There are several symptoms of laudanum poisoning:
- Respiratory depression: as laudanum contains high alcohol levels, ingestion of significant quantities of the drug may lead to respiratory distress. Or, it may depress the functions of the respiratory system.
- Constipation: high amounts of laudanum may lead users to suffer from constipation.
- Constriction of the pupils: opiates like laudanum can cause pupillary constriction, otherwise known as miosis. This can occur even in the absence of light. An easy way to evaluate a laudanum overdose is to look at the pupils of the user.
- Euphoria: the main active ingredient of laudanum is morphine. This drug contributes to the enhanced feeling of well-being among users. This is the feeling of joy or invulnerability, which is most often caused by the stimulation of opioid receptors in the brain.
- Dysphoria: while laudanum can make users feel elated, it can also disrupt the brain’s chemical balance. Those experiencing a laudanum overdose may feel profound sadness or depression.
Treatment for Laudanum Addiction & Poisoning
There are various treatments for laudanum addiction and poisoning:
Laudanum Poisoning Treatment
Immediate overdose treatment for laudanum poisoning is crucial. The aim during treatment is to remove the excess amount of the drug in the system. Health care professionals may implement the following treatments for laudanum overdose:
- Administration of emetics
- Gastric lavage application
- Intravenous fluid administration
- Administration of activated charcoal
- Intravenous application of flumazenil, a benzodiazepine antidote
- In extreme cases, dialysis may be necessary to remove laudanum. Further nursing care, including the close monitoring of vital overdose signs, is typically part of laudanum poisoning treatment.
Treatment Options for Opioid Abuse & Addiction
- Medication-Assisted Therapy (MAT): There are three medications approved to treat opioid use disorder: buprenorphine, methadone, and naltrexone. Buprenorphine and methadone can help you manage withdrawal symptoms throughout the detoxification process. Naltrexone is less commonly used, but it blocks your opioid receptors, making it impossible to get high. Medication-assisted therapy is most effective when combined with other forms of treatment.
- Inpatient Programs: Inpatient programs are the most intensive and effective treatment options for opioid addiction. These programs guide you through medically supervised detoxification, then behavioral therapy and other services (possibly including MAT), will be added to your treatment. They typically last 30, 60, or 90 days, however they may be longer if necessary.
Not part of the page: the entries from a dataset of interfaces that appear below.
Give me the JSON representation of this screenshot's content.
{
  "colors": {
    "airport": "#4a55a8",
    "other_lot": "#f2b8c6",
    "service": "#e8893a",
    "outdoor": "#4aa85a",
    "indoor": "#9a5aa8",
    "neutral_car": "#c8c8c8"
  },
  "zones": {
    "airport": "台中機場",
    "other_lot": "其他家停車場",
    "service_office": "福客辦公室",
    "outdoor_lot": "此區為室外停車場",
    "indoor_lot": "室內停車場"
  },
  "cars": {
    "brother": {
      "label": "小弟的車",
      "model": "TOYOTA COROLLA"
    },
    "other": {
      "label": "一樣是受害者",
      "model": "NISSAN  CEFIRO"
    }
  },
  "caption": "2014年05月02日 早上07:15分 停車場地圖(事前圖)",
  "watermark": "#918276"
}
- Partial Hospitalization Programs (PHPs): PHPs are also known as intensive outpatient programs (IOPs). They are the next most intensive type of treatment for opioid addiction. They provide similar services to inpatient programs such as detoxification, behavioral therapy medical services, and custom treatments such as MAT. The difference is that in a PHP, the patient returns home to sleep. Some programs will include transportation and meals, but this varies by program. Partial hospitalization programs are helpful for both new patients and patients who have completed inpatient treatment and still need intensive recovery therapy.
- Outpatient Programs: Outpatient programs work best for people who have a high level of motivation to recover. They create treatment programs that work around your schedule. These programs can either be an effective treatment option for new patients or a part of an aftercare program for people who complete inpatient or partial hospitalization programs.
Reclaim Your Life From Laudanum Addiction
Laudanum Addiction is a chronic disease that can cause major health, social, and economic problems that should not be taken lightly. We Level Up California can provide you, or someone you love, the tools to recover from opiate addiction with professional and safe treatment. Feel free to call us to speak with one of our counselors. We can inform you about this condition by giving you relevant information. Our specialists know what you are going through. Please know that each call is private and confidential.